Stoyanov says the amount of estimated cash stolen is based on official crime data and therefore is likely to be on the conservative side.
"This estimate is based both on the analysis of public information about the arrests of people suspected of committing financial cybercrime in the period between 2012 and 2015 and on Kaspersky Lab’s own data," Stoyanov says.
"Of course, this figure only includes confirmed losses, the details of which were obtained by law enforcement authorities during the investigation. In reality, cybercriminals could have stolen a much larger amount."
Stoyanov, who used to be with the Kremlin's cyber crime unit, says some hacks may not have been reported as the bank account owners may not want authorities to know amounts.
The Russian underground has recruited more than a thousand hackers since 2012. Kaspersky Labs has a lot of data on those individuals and says it knows of five major cybercrime groups that are right now ripping cash from consumers. He says the hacker gangs are made up of web designers, system operators, programmers, and "cryptors who obfuscate malware in ways that help it to evade security software".
"Cybercriminal system administrators configure management servers, buy abuse-resistant hosting for servers, ensure the availability of tools for anonymous connection to the servers (VPN) and resolve other technical challenges, including the interaction with remote system administrators hired to perform small tasks," he says.
Gang members are either paid wages or a percentage of what is taken, and are recruited through cyber forums or even through "brazen public advertisements that often target underprivileged techs in areas like war-torn Ukraine".
"To a certain extent, the structure reflects that of an ordinary, average-sized company engaged in software development," says Stoyanov.

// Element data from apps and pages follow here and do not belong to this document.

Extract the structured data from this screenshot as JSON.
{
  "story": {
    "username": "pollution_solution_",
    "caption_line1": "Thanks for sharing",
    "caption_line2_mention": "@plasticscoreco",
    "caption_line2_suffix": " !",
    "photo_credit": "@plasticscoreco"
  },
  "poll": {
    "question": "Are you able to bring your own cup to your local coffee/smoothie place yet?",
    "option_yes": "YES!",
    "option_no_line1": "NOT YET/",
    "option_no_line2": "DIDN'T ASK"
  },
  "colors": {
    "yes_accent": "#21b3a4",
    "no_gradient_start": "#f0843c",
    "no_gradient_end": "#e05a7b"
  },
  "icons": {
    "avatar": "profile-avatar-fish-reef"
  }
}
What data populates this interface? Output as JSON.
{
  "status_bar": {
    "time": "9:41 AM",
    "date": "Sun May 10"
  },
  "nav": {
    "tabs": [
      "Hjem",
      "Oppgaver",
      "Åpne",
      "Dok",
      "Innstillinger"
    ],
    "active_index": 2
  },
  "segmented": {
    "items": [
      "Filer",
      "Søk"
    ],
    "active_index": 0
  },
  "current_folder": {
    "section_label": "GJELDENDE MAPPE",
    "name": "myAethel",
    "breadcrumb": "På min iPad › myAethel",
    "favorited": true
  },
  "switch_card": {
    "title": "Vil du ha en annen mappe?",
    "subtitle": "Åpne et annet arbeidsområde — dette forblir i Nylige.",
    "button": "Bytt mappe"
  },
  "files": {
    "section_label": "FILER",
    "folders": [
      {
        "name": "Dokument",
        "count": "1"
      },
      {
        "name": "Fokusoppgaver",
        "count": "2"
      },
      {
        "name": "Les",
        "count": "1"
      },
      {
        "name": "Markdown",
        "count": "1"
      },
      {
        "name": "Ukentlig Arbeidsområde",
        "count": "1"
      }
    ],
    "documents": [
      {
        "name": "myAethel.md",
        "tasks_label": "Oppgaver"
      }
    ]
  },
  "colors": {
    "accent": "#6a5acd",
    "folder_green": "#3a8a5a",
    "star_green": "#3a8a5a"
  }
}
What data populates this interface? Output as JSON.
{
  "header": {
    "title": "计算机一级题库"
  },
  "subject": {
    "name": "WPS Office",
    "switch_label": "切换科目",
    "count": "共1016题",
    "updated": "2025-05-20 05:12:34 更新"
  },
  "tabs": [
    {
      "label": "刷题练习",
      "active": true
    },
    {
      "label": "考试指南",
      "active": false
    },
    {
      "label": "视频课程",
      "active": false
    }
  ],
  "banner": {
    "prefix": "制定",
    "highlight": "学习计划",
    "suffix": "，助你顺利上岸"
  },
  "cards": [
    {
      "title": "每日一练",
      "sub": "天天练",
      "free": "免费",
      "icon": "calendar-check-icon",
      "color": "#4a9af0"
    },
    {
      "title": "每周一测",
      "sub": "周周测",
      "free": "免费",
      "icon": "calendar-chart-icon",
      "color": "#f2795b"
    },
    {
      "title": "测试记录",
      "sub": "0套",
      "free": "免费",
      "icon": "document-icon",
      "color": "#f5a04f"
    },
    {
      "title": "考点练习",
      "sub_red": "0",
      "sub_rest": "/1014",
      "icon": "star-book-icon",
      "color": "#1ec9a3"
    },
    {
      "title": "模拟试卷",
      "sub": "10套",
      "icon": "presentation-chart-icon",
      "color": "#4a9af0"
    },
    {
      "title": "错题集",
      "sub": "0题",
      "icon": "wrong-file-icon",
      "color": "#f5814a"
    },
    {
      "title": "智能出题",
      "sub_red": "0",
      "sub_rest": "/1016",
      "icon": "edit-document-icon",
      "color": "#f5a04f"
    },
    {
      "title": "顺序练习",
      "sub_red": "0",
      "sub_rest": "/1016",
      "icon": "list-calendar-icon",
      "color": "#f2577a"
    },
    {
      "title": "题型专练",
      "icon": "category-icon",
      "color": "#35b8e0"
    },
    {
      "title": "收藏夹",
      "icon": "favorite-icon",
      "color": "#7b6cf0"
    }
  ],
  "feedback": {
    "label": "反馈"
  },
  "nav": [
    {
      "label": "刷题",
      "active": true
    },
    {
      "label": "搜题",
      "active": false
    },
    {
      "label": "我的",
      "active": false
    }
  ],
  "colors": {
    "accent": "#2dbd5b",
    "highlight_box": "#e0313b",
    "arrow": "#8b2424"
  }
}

In the last two years, Kaspersky Labs has investigated 300 online financial hack attacks.